A grand jury has charged a white bar owner who killed a young black man during protests in Omaha—more than three months after the local prosecutor quickly declared it a case of self-defense.
Community outrage over the initial decision not to prosecute Jake Gardner, 38, led to the appointment of a special prosecutor to look into the May 30 shooting of James Scurlock, 22.
On Tuesday, the special prosecutor, Fred Franklin, announced the grand jury had voted to charge Gardner with manslaughter, use of a firearm in commission of a felony, attempted first-degree assault, and terroristic threats.
Franklin said the panel was presented with more evidence that police dug up in the last three months—including evidence “about activity that Jake Gardner was engaged in prior to even coming in contact with James Scurlock.”
“That evidence can reasonably be construed as an attempt to use a firearm for purposes of killing someone,” he added.
Franklin did not describe that evidence but said grand jurors had access to material from Gardner’s cellphone, his Facebook Messenger account, and video from inside his bar.
The minute-long confrontation outside the The Gatsby bar was caught on video. It showed Gardner, an ex-Marine, and his 68-year-old father standing outside the bar as a night of protests devolved into vandalism.
The father walked down the street to confront Scurlock and several other people, shoved one of them, and then got pushed back about 10 feet.
Jake Gardner then confronted the group and showed that he was carrying a gun. Moments later, two of the young people charged at Gardner and knocked him into a puddle on the street—at which point he fired two shots he claimed were warnings, sending them running.
It appeared from the video that Scurlock then jumped on top of Gardner, who “fired over his back” and hit Scurlock in the clavicle, killing him.
Gardner told investigators that Scurlock had him in a chokehold and he feared for his life.
Franklin said that when he first took the case, after an initial survey of the early evidence, he expected to come to the same conclusion the local prosecutor had—that Gardner acted in self-defense.

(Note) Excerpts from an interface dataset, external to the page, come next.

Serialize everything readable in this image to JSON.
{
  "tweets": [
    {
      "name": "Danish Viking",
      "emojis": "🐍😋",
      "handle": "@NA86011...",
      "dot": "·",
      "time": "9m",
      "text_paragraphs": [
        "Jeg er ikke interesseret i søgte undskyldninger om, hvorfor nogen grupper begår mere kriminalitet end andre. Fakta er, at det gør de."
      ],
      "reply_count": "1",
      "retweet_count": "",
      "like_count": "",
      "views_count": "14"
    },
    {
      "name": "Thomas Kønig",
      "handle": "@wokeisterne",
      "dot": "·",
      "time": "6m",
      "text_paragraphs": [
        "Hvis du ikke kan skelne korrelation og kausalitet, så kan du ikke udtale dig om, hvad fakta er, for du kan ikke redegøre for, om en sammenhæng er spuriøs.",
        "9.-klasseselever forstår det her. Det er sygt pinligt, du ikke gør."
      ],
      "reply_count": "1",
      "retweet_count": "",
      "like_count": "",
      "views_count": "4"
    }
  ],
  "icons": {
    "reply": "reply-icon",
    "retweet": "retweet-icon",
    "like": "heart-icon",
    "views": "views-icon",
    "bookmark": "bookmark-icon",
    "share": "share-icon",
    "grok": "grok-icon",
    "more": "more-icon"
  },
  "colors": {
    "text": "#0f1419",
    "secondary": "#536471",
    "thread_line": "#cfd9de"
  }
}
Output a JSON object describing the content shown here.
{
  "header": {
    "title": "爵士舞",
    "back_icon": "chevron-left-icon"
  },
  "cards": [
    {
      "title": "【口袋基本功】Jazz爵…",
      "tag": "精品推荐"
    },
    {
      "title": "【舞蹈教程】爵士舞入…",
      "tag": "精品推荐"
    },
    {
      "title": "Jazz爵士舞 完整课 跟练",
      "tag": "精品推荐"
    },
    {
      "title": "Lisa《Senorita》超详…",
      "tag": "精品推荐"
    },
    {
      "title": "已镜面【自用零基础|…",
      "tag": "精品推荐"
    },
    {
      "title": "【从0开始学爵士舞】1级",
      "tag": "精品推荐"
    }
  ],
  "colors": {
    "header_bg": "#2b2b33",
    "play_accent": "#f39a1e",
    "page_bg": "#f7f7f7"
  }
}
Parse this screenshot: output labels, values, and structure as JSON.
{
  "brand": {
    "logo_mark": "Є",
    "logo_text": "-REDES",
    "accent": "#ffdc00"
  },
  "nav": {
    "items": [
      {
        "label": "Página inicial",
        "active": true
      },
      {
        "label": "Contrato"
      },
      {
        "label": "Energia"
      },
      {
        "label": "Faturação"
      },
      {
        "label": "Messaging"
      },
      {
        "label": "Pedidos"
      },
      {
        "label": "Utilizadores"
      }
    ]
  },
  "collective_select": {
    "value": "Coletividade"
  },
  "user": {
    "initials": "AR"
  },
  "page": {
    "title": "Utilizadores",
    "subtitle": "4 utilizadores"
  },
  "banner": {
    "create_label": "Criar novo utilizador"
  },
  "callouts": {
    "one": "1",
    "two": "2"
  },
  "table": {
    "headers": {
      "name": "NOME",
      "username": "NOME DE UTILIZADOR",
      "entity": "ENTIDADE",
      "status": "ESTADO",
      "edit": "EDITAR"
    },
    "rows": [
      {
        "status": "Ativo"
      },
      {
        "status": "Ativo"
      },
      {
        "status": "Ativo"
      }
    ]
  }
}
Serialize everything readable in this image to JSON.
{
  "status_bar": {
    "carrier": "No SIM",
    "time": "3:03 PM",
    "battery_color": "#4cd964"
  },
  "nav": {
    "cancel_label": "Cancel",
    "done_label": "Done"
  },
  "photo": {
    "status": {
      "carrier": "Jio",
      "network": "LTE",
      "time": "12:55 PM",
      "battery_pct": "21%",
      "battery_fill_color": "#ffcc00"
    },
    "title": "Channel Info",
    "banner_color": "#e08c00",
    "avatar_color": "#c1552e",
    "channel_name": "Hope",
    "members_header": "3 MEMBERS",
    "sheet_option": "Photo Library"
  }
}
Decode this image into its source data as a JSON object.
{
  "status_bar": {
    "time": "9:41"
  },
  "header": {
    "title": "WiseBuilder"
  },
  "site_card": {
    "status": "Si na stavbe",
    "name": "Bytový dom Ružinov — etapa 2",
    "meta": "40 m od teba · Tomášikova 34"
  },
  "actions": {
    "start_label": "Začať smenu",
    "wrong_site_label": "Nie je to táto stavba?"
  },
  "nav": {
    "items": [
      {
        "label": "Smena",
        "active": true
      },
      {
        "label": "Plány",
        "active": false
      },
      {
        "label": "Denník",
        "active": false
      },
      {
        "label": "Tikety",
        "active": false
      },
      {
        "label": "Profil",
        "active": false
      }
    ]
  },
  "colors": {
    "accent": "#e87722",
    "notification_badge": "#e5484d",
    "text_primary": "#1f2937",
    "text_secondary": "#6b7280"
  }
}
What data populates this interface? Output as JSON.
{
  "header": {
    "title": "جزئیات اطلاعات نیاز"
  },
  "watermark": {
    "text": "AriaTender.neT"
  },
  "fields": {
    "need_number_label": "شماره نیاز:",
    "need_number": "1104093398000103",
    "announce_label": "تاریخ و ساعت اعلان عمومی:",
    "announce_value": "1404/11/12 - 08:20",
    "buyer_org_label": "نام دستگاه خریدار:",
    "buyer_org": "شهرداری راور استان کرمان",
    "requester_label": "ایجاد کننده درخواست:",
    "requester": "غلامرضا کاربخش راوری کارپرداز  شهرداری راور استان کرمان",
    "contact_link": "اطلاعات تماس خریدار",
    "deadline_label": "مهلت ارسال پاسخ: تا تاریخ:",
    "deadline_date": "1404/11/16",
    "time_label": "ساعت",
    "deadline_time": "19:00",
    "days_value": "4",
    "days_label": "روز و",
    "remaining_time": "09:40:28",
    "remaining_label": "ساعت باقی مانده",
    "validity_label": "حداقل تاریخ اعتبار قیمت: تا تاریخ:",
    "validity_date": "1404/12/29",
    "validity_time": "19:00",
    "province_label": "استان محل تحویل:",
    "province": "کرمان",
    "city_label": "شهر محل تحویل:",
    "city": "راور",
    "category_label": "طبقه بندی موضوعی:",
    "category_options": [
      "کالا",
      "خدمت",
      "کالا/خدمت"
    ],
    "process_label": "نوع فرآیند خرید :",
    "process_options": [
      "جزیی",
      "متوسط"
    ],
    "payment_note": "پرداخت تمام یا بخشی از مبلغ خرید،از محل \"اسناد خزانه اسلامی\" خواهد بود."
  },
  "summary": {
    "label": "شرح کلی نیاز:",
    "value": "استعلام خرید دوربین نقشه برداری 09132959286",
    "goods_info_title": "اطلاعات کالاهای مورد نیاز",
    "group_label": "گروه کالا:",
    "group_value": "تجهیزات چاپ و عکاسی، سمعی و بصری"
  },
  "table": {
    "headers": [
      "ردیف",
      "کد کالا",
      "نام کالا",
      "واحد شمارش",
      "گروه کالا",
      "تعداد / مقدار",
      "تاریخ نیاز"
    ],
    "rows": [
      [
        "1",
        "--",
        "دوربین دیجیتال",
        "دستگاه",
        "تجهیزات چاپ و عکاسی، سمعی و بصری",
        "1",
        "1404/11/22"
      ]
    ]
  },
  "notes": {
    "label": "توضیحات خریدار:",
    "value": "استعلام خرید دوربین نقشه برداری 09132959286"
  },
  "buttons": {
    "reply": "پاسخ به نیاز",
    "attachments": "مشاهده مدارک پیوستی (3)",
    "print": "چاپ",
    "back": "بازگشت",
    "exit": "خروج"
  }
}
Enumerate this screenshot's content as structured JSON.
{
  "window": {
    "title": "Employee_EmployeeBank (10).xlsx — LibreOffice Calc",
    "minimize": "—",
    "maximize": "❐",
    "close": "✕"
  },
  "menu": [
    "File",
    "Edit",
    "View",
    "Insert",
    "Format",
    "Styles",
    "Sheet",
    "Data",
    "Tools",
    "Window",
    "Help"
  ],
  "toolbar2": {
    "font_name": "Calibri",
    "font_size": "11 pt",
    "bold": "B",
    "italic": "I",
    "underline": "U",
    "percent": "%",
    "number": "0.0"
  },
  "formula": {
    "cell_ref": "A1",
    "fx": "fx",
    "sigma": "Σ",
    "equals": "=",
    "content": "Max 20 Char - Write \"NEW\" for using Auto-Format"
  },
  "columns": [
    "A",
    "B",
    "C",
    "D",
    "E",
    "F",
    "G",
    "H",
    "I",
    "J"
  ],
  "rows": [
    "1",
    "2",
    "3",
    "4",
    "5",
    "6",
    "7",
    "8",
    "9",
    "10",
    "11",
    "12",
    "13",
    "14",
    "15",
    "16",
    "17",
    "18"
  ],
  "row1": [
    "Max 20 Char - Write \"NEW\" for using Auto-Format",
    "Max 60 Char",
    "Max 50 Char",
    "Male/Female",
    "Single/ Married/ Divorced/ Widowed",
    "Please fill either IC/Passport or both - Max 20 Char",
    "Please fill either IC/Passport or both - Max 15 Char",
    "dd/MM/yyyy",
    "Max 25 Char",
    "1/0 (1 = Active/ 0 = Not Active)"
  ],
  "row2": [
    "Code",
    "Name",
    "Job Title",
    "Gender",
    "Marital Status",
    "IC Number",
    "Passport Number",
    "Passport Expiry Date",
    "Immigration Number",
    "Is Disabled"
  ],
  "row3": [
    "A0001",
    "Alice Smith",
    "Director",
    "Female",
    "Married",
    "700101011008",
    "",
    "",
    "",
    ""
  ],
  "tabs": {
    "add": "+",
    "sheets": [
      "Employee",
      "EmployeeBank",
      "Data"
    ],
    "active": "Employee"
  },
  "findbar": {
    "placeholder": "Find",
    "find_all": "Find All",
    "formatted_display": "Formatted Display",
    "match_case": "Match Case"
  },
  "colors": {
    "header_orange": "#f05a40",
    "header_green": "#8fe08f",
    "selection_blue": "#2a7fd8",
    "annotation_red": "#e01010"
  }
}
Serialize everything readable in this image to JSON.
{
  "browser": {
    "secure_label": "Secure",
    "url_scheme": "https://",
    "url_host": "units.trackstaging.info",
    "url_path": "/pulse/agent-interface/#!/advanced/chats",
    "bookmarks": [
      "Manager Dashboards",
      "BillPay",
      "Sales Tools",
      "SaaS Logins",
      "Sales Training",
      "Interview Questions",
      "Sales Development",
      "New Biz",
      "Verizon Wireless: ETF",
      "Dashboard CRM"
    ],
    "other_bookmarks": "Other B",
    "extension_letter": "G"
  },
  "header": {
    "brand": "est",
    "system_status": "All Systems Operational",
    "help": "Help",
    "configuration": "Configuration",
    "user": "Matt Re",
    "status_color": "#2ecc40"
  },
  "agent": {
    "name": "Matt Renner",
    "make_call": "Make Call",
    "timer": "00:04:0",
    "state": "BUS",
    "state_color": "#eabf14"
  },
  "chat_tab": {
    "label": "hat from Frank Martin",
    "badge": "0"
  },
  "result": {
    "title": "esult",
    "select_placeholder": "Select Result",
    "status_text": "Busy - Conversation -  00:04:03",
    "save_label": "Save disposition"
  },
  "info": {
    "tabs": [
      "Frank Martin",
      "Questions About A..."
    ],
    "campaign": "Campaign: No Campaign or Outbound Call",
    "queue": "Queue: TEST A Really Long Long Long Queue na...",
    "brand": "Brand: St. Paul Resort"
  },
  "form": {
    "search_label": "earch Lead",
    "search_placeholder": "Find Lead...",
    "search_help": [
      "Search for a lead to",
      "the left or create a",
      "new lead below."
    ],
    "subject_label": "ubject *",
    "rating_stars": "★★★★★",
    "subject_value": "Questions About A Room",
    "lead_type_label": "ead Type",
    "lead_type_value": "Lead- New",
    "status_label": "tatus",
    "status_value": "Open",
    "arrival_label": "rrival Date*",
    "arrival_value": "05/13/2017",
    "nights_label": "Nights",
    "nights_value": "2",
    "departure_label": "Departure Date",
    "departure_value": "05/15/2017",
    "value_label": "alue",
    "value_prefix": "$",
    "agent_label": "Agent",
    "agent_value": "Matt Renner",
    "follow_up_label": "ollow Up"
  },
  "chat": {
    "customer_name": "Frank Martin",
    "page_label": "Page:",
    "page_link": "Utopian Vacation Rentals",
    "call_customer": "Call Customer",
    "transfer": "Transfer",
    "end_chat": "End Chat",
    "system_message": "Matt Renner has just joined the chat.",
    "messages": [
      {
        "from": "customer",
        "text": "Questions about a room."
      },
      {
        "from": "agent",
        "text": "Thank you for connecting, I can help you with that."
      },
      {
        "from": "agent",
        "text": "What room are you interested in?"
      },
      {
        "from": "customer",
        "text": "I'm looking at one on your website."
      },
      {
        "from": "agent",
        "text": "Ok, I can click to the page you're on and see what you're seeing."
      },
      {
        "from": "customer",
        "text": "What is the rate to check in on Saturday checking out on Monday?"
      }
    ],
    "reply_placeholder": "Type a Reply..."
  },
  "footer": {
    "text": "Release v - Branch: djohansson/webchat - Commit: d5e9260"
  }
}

But, he added, “there is evidence that undermines that—and that evidence comes primarily from Jake Gardner himself.”
Gardner could face decades in prison if convicted. In an interview with KETV before the decision was announced, he said, “I’m more anxious now than when I was flying to Iraq. I was in from the end of 2000 til the end of 2004. All trained up by 9/11. I was there in 2003 during the invasion and in Haiti in 2004 to break up the civil unrest.”
Standing with Scurlock’s family after the charging announcement, attorney Justin Wayne said, “Today is not a day of celebration, it’s a day to be thankful.”
But, he added, there should not have been a need for a special prosecutor and grand jury. The case, he said, underscored the unequal way that black and white residents are treated by the justice system.
“The fact of the matter is, if you’re black growing up in Omaha, and you brandish a gun, and you run from the cops, and you threaten somebody, you don’t walk away with a $200 fine for disorderly conduct,” Wayne said.